***OK, you can take your fingers out of your ears and stop chanting now. You can thank me later by email for protecting you from a tragic downward spiral in your sanity that would be inevitable as you try to fully understand the meaning continued in the concepts mentioned in the aforementioned paragraph.***

So once we've read in our list of people, we want to convert it from a string into a type [Person]- Remember, we defined the Person type earlier. As you can see, we assign the name people, which has the type Person, as indicated by the line with the double colon ::, and read it out of the text string people_text. Note that in this case, we assigned the name with just a regular 'ol equal sign: We could do this, since we're not doing any IO any more... we already did this "dirty work" earlier. Functions in Haskell that don't do IO are called purely functional.

The last two lines are obvious- They just print a message on the screen indicating the length of the people variable.

What's Good about this Code?

Several things- First, we were able to decouple our IO from the rest of our code- This helps reduce programming errors and is a major feature of Haskell programming (Clearly, this'll become more important later on, when our code is a bit more complex...)

Something else that's really "good" is that when we read our people from the file, we didn't have to tell Haskell what type of data we were reading: The read function in the program used the compiler to figure out, on it's own, that a Person is a list of integers, and that reading a list of people therefore constitutes reading a list of list of integers, which is what we put into people.txt. If we had put anything else in there, read would have noticed this and complained when we ran our program. (In OOP-speak, this basically meant we polymorphically dispatched based on the return value of a function- Try doing that with your favorite Java compiler sometime :-)

What's Bad about this Code?
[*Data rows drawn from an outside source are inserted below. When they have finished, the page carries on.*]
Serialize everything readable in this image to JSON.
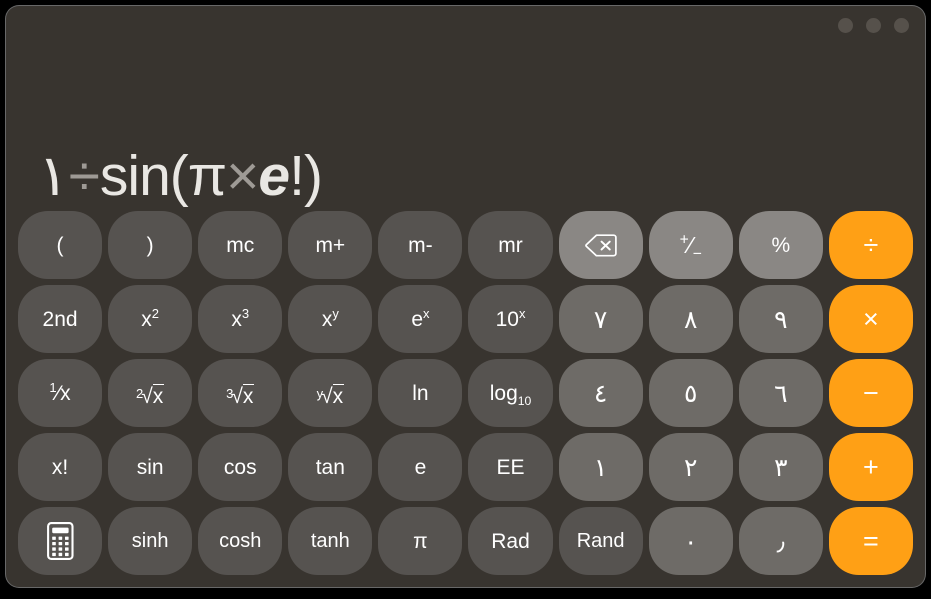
{
  "window": {
    "title": "Calculator",
    "traffic_lights": [
      "close-button",
      "minimize-button",
      "zoom-button"
    ],
    "colors": {
      "window_background": "#38342f",
      "function_key": "#565350",
      "digit_key": "#6e6b67",
      "utility_key": "#8a8784",
      "operator_key": "#ffa015",
      "key_text": "#ffffff",
      "display_text": "#e9e7e3",
      "display_operator_text": "#9e9a95"
    }
  },
  "display": {
    "expression": "١÷sin(π×e!)",
    "parts": [
      {
        "text": "١",
        "style": "normal"
      },
      {
        "text": "÷",
        "style": "operator"
      },
      {
        "text": "sin(",
        "style": "normal"
      },
      {
        "text": "π",
        "style": "normal"
      },
      {
        "text": "×",
        "style": "operator"
      },
      {
        "text": "e",
        "style": "italic"
      },
      {
        "text": "!",
        "style": "normal"
      },
      {
        "text": ")",
        "style": "normal"
      }
    ]
  },
  "keypad": {
    "rows": [
      {
        "name": "row-1",
        "keys": [
          {
            "name": "open-paren",
            "label": "(",
            "kind": "func"
          },
          {
            "name": "close-paren",
            "label": ")",
            "kind": "func"
          },
          {
            "name": "memory-clear",
            "label": "mc",
            "kind": "func"
          },
          {
            "name": "memory-add",
            "label": "m+",
            "kind": "func"
          },
          {
            "name": "memory-subtract",
            "label": "m-",
            "kind": "func"
          },
          {
            "name": "memory-recall",
            "label": "mr",
            "kind": "func"
          },
          {
            "name": "delete",
            "label": "",
            "kind": "util",
            "icon": "backspace-icon"
          },
          {
            "name": "sign-toggle",
            "label": "+/−",
            "kind": "util"
          },
          {
            "name": "percent",
            "label": "%",
            "kind": "util"
          },
          {
            "name": "divide",
            "label": "÷",
            "kind": "op"
          }
        ]
      },
      {
        "name": "row-2",
        "keys": [
          {
            "name": "second-function",
            "label": "2nd",
            "kind": "func"
          },
          {
            "name": "x-squared",
            "label": "x²",
            "kind": "func"
          },
          {
            "name": "x-cubed",
            "label": "x³",
            "kind": "func"
          },
          {
            "name": "x-to-the-y",
            "label": "xʸ",
            "kind": "func"
          },
          {
            "name": "e-to-the-x",
            "label": "eˣ",
            "kind": "func"
          },
          {
            "name": "ten-to-the-x",
            "label": "10ˣ",
            "kind": "func"
          },
          {
            "name": "digit-seven",
            "label": "٧",
            "kind": "digit"
          },
          {
            "name": "digit-eight",
            "label": "٨",
            "kind": "digit"
          },
          {
            "name": "digit-nine",
            "label": "٩",
            "kind": "digit"
          },
          {
            "name": "multiply",
            "label": "×",
            "kind": "op"
          }
        ]
      },
      {
        "name": "row-3",
        "keys": [
          {
            "name": "reciprocal",
            "label": "¹⁄x",
            "kind": "func"
          },
          {
            "name": "square-root",
            "label": "²√x",
            "kind": "func"
          },
          {
            "name": "cube-root",
            "label": "³√x",
            "kind": "func"
          },
          {
            "name": "y-root",
            "label": "ʸ√x",
            "kind": "func"
          },
          {
            "name": "natural-log",
            "label": "ln",
            "kind": "func"
          },
          {
            "name": "log-base-ten",
            "label": "log₁₀",
            "kind": "func"
          },
          {
            "name": "digit-four",
            "label": "٤",
            "kind": "digit"
          },
          {
            "name": "digit-five",
            "label": "٥",
            "kind": "digit"
          },
          {
            "name": "digit-six",
            "label": "٦",
            "kind": "digit"
          },
          {
            "name": "subtract",
            "label": "−",
            "kind": "op"
          }
        ]
      },
      {
        "name": "row-4",
        "keys": [
          {
            "name": "factorial",
            "label": "x!",
            "kind": "func"
          },
          {
            "name": "sine",
            "label": "sin",
            "kind": "func"
          },
          {
            "name": "cosine",
            "label": "cos",
            "kind": "func"
          },
          {
            "name": "tangent",
            "label": "tan",
            "kind": "func"
          },
          {
            "name": "eulers-number",
            "label": "e",
            "kind": "func"
          },
          {
            "name": "exponent-entry",
            "label": "EE",
            "kind": "func"
          },
          {
            "name": "digit-one",
            "label": "١",
            "kind": "digit"
          },
          {
            "name": "digit-two",
            "label": "٢",
            "kind": "digit"
          },
          {
            "name": "digit-three",
            "label": "٣",
            "kind": "digit"
          },
          {
            "name": "add",
            "label": "+",
            "kind": "op"
          }
        ]
      },
      {
        "name": "row-5",
        "keys": [
          {
            "name": "calculator-mode",
            "label": "",
            "kind": "func",
            "icon": "calculator-icon"
          },
          {
            "name": "hyperbolic-sine",
            "label": "sinh",
            "kind": "func"
          },
          {
            "name": "hyperbolic-cosine",
            "label": "cosh",
            "kind": "func"
          },
          {
            "name": "hyperbolic-tangent",
            "label": "tanh",
            "kind": "func"
          },
          {
            "name": "pi",
            "label": "π",
            "kind": "func"
          },
          {
            "name": "radians-toggle",
            "label": "Rad",
            "kind": "func"
          },
          {
            "name": "random",
            "label": "Rand",
            "kind": "func"
          },
          {
            "name": "digit-zero",
            "label": "٠",
            "kind": "digit"
          },
          {
            "name": "decimal-point",
            "label": "٫",
            "kind": "digit"
          },
          {
            "name": "equals",
            "label": "=",
            "kind": "op"
          }
        ]
      }
    ]
  }
}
For one thing, we defined our people in a let expression in the middle of our main function... We did this so that we can simplify this tutorial by just appending new bits of code to the bottom of our program as we move along... Most Haskellers would just add these definitions separately outside of the main function, but either way works just fine.